• **LISTED RECORDS**:

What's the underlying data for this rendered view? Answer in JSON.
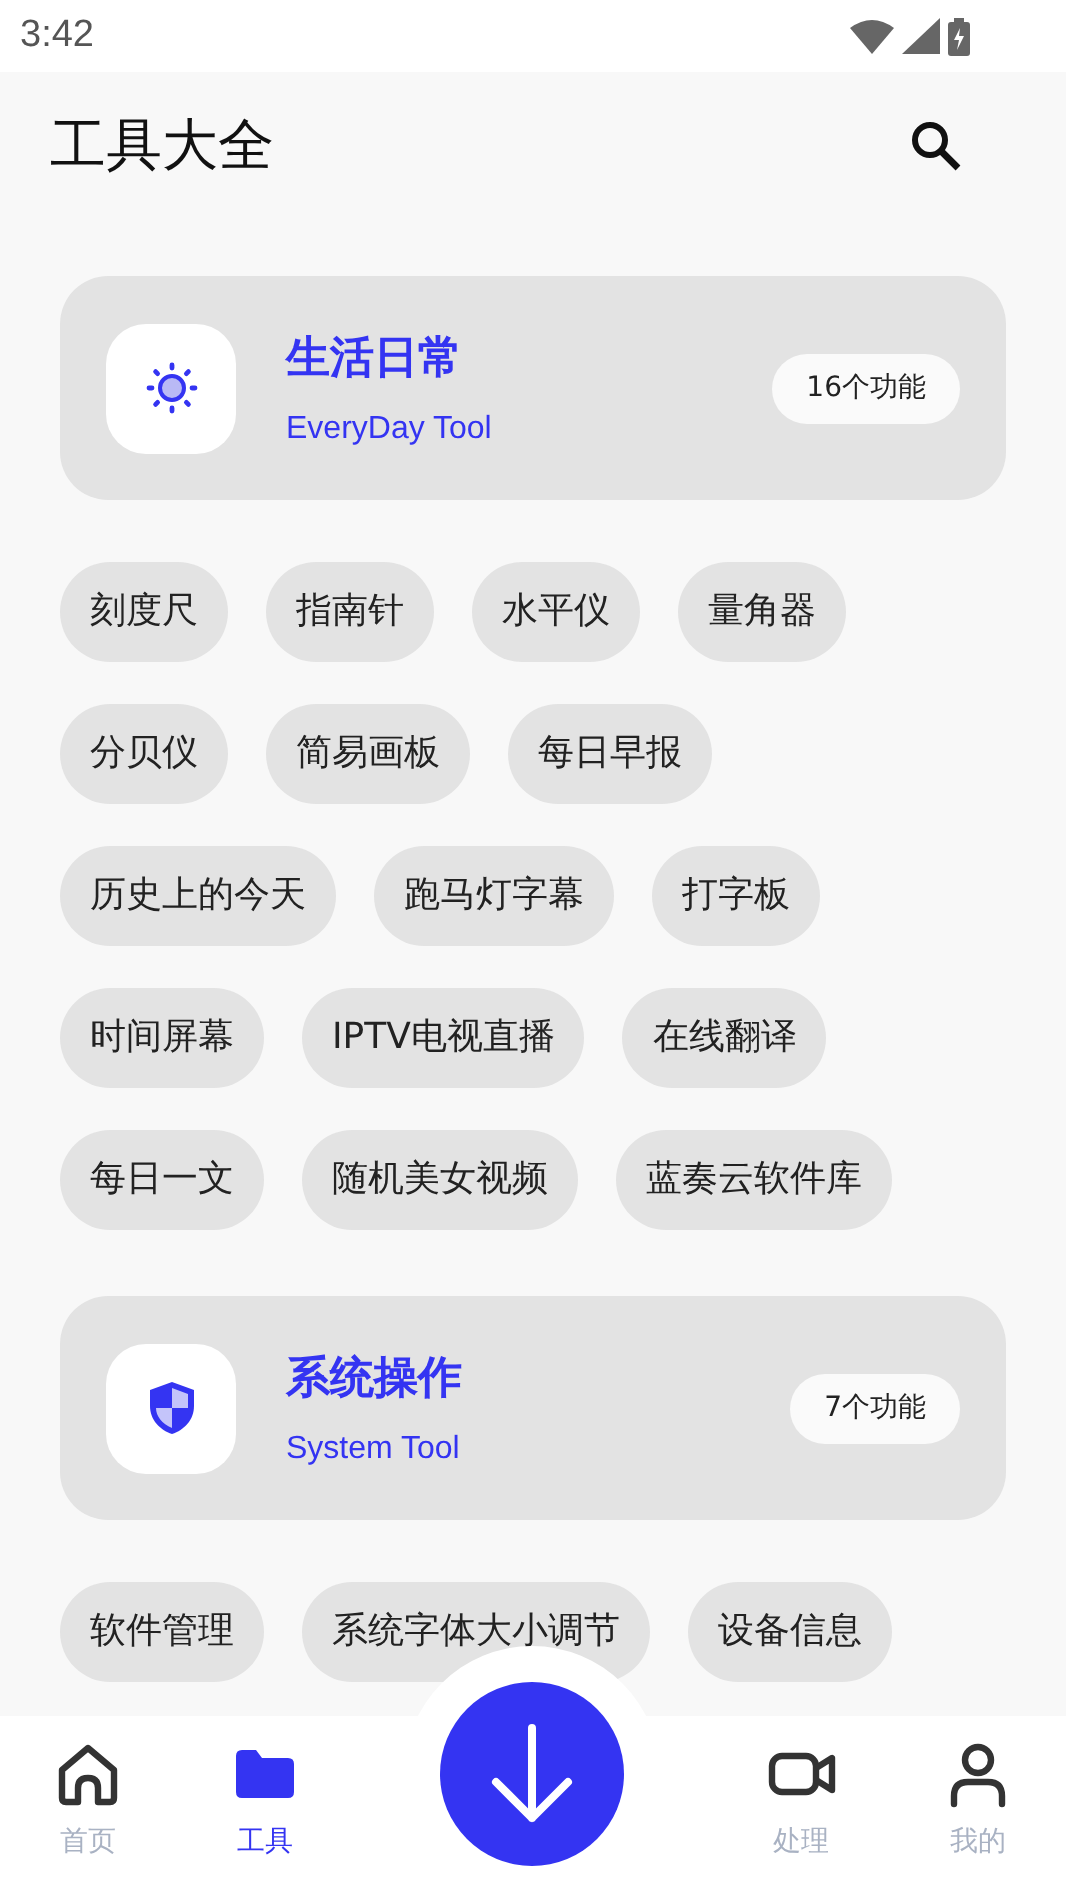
{
  "status_bar": {
    "time": "3:42"
  },
  "app_bar": {
    "title": "工具大全"
  },
  "sections": [
    {
      "title": "生活日常",
      "subtitle": "EveryDay Tool",
      "count": "16个功能",
      "tools": [
        "刻度尺",
        "指南针",
        "水平仪",
        "量角器",
        "分贝仪",
        "简易画板",
        "每日早报",
        "历史上的今天",
        "跑马灯字幕",
        "打字板",
        "时间屏幕",
        "IPTV电视直播",
        "在线翻译",
        "每日一文",
        "随机美女视频",
        "蓝奏云软件库"
      ]
    },
    {
      "title": "系统操作",
      "subtitle": "System Tool",
      "count": "7个功能",
      "tools": [
        "软件管理",
        "系统字体大小调节",
        "设备信息"
      ]
    }
  ],
  "nav": [
    {
      "label": "首页",
      "selected": false
    },
    {
      "label": "工具",
      "selected": true
    },
    {
      "label": "处理",
      "selected": false
    },
    {
      "label": "我的",
      "selected": false
    }
  ]
}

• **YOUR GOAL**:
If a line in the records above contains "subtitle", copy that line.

• **SOLUTION TO THIS PROBLEM**:
      "subtitle": "EveryDay Tool",
      "subtitle": "System Tool",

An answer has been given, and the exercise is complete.